Description of the task |
Match on the string "link" in the entries below and return every matching line.

Records to process |

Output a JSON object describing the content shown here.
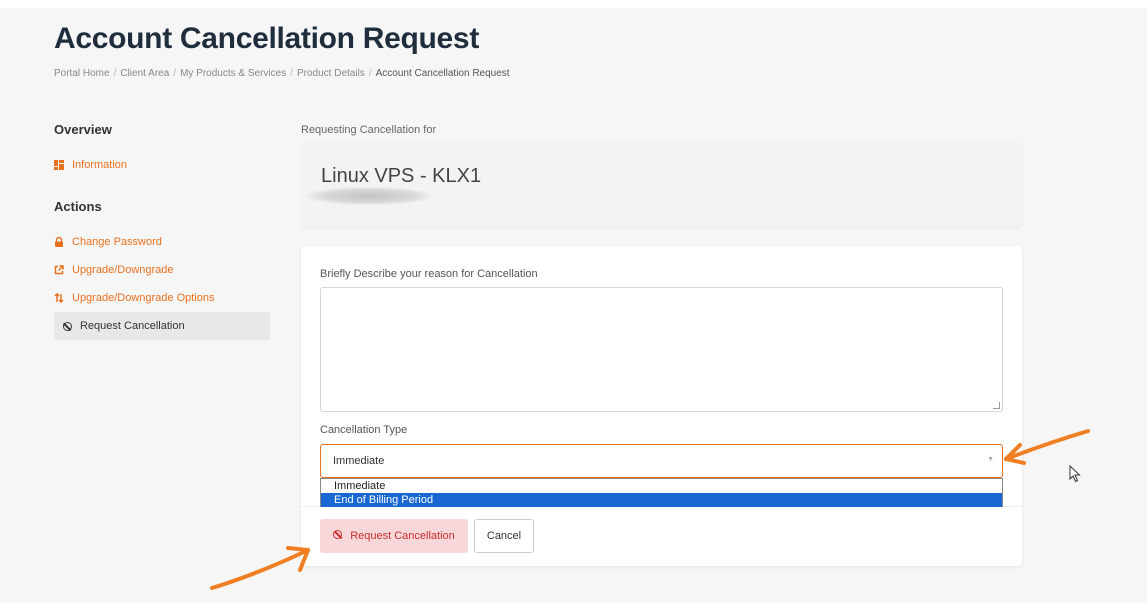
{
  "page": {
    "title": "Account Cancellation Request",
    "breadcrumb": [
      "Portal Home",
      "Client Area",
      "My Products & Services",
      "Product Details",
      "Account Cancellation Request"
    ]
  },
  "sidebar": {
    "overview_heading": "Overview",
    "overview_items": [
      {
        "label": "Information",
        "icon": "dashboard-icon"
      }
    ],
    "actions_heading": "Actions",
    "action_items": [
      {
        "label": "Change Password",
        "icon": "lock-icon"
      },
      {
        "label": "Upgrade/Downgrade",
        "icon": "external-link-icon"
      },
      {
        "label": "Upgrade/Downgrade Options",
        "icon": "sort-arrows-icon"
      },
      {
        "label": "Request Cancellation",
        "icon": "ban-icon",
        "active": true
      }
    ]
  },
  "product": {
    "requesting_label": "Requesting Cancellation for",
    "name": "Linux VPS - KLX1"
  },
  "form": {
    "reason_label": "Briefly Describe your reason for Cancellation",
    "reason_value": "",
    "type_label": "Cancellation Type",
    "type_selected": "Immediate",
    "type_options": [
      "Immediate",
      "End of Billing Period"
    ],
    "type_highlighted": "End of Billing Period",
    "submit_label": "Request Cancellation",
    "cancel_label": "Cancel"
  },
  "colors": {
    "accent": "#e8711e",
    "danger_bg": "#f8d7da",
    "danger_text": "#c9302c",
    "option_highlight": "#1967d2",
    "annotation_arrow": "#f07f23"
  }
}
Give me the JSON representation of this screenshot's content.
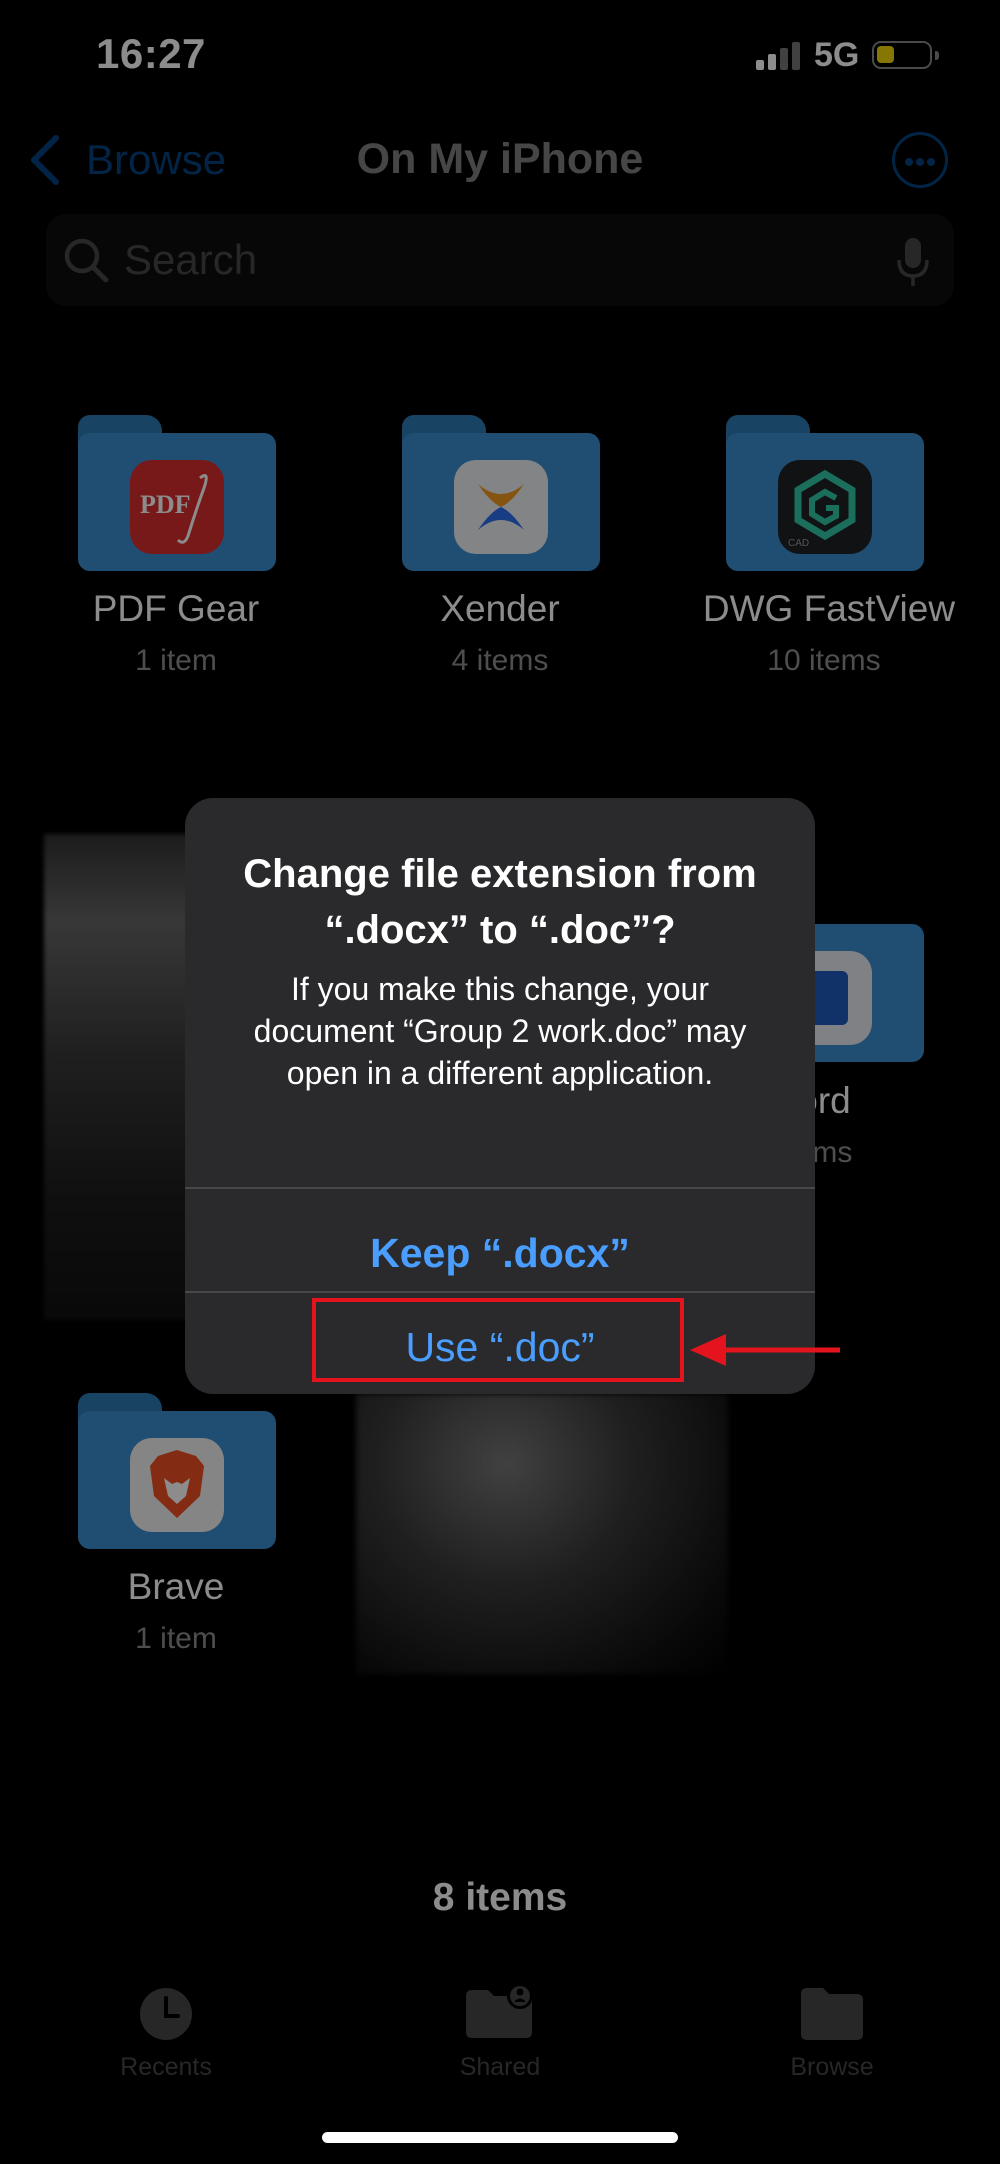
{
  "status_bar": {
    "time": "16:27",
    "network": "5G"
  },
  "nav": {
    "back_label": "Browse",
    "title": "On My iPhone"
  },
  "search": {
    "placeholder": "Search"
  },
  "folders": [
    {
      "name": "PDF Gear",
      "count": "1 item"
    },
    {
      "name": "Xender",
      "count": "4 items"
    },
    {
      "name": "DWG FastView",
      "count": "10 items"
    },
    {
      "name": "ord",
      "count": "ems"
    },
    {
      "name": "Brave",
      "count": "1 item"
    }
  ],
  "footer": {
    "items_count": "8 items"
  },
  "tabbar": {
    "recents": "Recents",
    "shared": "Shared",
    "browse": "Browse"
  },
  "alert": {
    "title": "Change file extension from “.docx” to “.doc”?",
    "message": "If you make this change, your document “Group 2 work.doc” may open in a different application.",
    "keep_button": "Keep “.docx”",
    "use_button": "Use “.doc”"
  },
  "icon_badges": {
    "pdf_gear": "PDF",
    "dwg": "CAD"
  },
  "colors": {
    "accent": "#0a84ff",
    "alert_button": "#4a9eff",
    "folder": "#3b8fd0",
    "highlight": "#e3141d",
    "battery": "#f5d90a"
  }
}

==

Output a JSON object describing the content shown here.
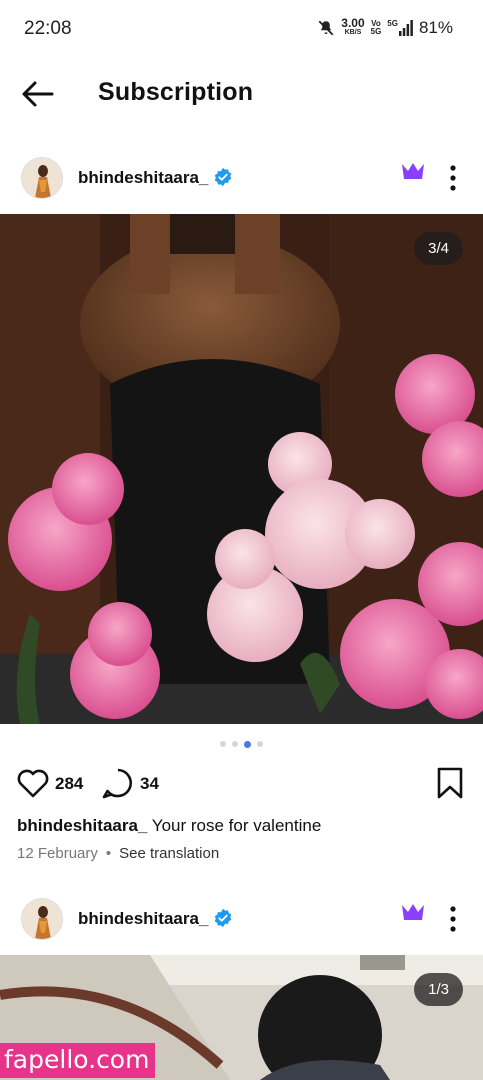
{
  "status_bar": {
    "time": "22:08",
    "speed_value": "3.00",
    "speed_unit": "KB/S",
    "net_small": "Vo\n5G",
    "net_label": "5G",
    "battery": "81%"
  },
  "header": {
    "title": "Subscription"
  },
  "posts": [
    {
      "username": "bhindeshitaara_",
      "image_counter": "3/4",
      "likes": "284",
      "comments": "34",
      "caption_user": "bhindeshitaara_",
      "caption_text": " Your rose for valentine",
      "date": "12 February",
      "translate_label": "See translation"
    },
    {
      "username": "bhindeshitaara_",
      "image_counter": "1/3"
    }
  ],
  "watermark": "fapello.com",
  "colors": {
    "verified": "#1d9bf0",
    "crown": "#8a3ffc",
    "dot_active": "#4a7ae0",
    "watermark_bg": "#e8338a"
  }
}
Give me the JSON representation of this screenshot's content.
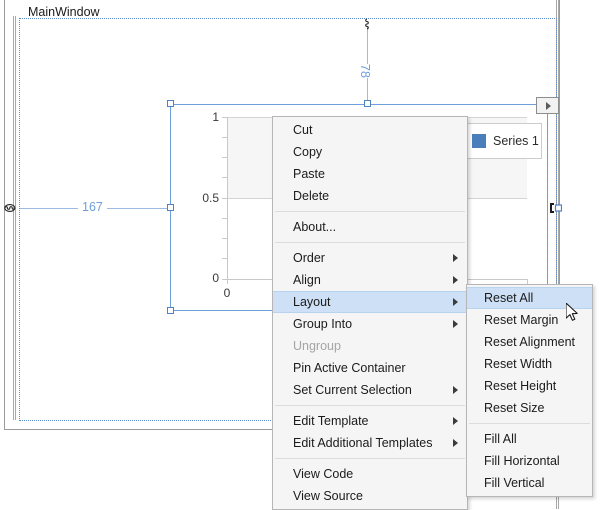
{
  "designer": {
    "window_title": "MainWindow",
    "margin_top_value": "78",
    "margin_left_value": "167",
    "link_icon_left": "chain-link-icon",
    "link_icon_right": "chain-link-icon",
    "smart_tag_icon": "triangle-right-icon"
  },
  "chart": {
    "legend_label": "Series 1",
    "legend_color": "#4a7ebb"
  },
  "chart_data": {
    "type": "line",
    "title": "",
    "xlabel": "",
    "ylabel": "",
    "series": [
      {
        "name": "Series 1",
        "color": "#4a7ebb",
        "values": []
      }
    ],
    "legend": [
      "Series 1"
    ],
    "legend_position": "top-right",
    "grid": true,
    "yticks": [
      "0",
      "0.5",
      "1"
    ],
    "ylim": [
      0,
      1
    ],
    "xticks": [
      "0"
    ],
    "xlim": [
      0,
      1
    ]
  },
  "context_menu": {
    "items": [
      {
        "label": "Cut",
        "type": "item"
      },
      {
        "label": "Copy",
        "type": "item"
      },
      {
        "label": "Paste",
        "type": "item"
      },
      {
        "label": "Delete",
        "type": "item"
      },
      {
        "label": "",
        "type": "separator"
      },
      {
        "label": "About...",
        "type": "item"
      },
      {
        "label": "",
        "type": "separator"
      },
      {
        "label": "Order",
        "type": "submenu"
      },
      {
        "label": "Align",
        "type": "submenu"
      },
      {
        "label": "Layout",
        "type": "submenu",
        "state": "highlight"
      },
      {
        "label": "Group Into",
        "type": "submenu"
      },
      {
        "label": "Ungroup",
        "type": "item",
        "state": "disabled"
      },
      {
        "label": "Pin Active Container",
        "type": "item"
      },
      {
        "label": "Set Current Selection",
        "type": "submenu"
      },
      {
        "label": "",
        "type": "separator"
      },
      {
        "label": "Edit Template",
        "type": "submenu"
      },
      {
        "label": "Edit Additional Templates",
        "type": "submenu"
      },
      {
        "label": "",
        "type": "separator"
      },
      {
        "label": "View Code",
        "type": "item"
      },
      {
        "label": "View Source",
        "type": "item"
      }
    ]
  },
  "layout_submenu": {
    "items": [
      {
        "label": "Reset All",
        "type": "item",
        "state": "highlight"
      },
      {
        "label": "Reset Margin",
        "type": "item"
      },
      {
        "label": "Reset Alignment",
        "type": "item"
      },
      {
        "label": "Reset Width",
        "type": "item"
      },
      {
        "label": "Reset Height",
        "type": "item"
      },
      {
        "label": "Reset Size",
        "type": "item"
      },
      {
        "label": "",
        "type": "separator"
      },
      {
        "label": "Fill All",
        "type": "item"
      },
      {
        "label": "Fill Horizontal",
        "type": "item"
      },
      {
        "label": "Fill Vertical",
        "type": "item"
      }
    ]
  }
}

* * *

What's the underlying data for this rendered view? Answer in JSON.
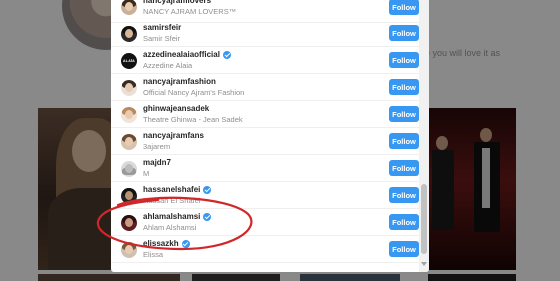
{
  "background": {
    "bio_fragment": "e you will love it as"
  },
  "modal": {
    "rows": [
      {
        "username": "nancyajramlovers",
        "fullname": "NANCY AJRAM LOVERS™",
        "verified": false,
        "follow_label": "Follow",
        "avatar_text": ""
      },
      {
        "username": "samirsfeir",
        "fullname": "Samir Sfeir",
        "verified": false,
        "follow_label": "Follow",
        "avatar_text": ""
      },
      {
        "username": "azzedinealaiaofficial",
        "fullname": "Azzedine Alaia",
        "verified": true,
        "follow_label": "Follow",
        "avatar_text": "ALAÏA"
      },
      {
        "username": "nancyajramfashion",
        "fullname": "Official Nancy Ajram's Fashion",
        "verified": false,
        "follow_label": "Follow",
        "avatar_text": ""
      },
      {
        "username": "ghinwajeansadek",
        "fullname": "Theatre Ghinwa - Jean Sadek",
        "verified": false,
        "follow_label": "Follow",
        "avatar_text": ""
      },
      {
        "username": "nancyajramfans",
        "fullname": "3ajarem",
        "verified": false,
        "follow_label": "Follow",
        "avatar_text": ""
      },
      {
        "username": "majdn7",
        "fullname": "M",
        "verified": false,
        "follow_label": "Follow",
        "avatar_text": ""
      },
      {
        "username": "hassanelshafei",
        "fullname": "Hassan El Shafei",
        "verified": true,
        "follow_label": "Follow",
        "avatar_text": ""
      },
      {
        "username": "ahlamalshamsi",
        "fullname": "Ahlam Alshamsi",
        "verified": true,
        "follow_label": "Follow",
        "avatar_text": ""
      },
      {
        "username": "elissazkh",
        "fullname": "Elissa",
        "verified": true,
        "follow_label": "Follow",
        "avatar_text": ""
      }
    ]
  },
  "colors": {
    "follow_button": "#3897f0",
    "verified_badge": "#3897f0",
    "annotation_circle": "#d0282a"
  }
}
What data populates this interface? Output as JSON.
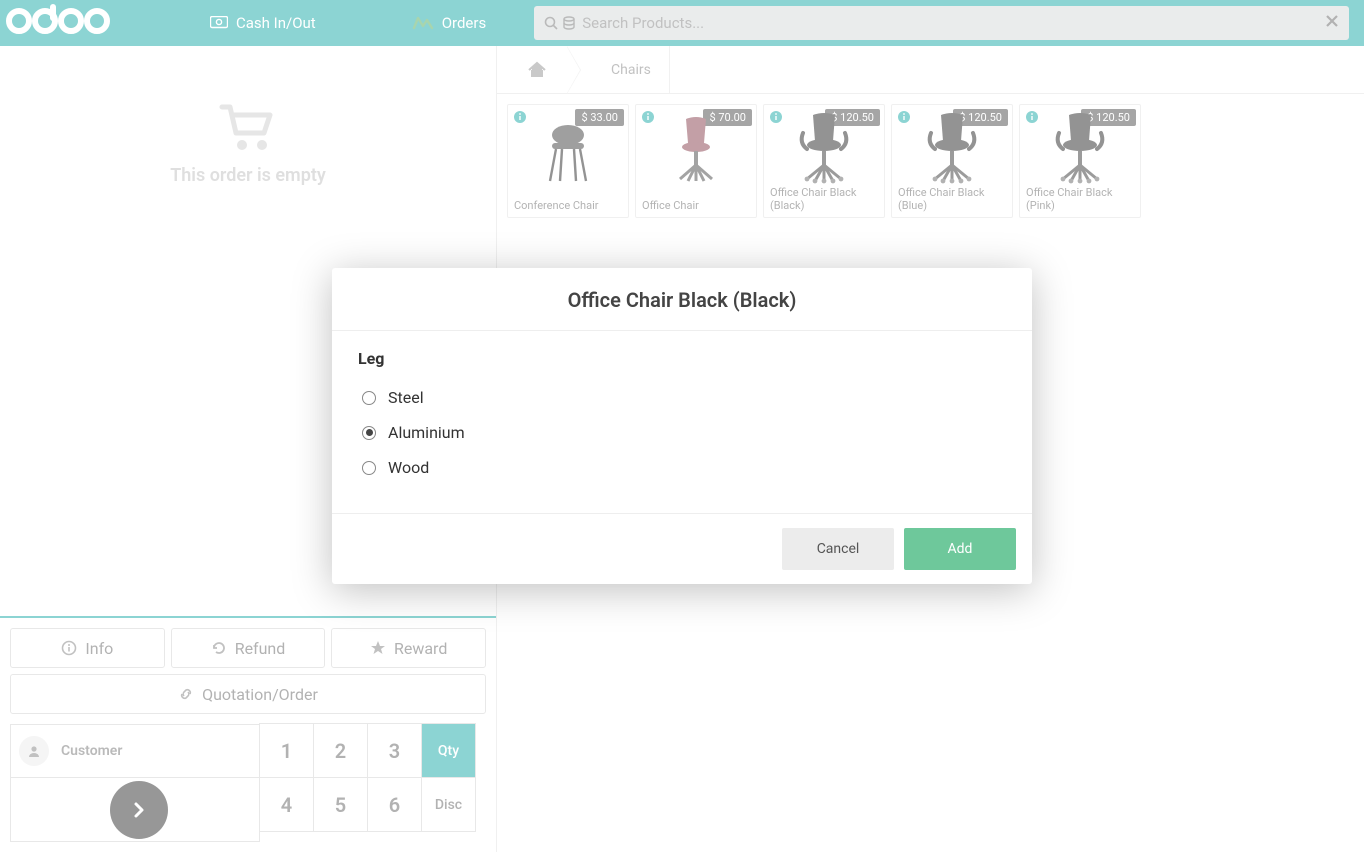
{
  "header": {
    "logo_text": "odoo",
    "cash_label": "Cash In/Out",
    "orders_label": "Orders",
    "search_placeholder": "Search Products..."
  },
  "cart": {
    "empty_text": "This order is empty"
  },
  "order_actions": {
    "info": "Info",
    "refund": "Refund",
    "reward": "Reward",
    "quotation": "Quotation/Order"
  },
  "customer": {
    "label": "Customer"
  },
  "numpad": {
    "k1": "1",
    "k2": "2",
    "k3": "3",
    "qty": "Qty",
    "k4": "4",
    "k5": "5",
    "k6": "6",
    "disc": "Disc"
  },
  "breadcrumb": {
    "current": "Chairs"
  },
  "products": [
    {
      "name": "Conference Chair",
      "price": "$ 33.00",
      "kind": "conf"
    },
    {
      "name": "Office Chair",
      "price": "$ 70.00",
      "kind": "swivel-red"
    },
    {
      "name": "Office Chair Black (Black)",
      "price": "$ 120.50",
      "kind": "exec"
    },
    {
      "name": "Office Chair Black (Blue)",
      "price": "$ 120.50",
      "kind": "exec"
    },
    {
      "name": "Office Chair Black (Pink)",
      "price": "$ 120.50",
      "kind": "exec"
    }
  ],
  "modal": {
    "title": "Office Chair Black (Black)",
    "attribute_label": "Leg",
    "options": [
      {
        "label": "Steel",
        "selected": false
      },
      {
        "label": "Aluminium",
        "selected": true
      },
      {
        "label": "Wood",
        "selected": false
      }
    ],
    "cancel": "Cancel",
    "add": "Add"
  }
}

Result for this exercise |
        "icon": "external-link-icon"
    "link_icon_left": "chain-link-icon",
    "link_icon_right": "chain-link-icon",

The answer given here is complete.